Stained Glass Appraisal
There are many factors involved when it comes to stained glass window appraisal. Many places can offer you an insurance value appraisal but fail to mention that the actual market value of the antique glass is infinitely different. D.C. Riggott Inc can help you sift through insurance value, actual market value, retail value, and wholesale value by contacting us.
What is the difference between insurance value, actual market value, retail value, and wholesale value?
Insurance value is the amount of value that you give a particular item to be reimbursed by the insurance company in the unfortunate event of damage or theft. This value will typically be double, triple, quadruple, or even more that what the actual market value value currently is. It is best not to expect this amount when selling a stained glass window.
Actual market value:
Actual market value, on the other hand, is the amount that the item will actually sell for in today’s market, taking into full consideration the state of the economy as well as current supply and demand levels.
Retail value is comparable to actual market value, and is the ideal amount of money you could obtain for your window if a best-case-scenario situation were to take place.

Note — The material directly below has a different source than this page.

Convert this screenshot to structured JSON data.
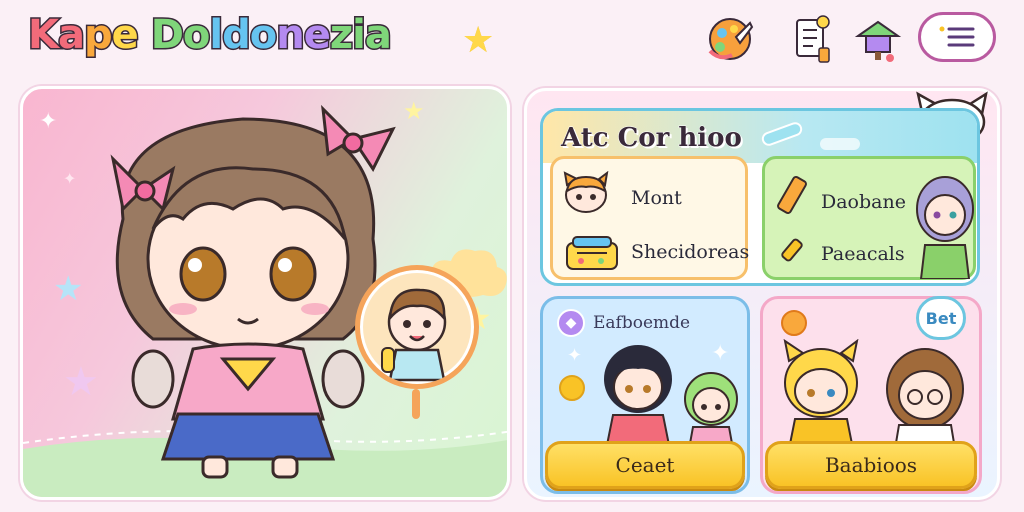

Unless you are fortunate enough to sell your stained glass to the end-user, then a wholesale value is a more realistic goal to reach.
What is the problem with insurance value?
Stained glass is classified as “artwork” and therefore the price is a bit ambiguous— there can be historical value, heritage value, and even personal value attached to a piece of artwork. Insurance companies will tend to resort to a textbook price-per-square-foot appraisal, but this is dangerous as they will appraise a plain, 10’ geometric window the same as a 10’ Louis Comfort Tiffany stained glass window, as both windows have the same square footage. Even if the insurance company does distinguish a difference between the plain window and the Tiffany window, they will still quote the window at an absurdly high rate since they do not want to undervalue the stained glass. It’s also good to keep in mind that the insurance company makes more money the higher they appraise an item at.
Contact us to discuss appraising your stained glass windows further.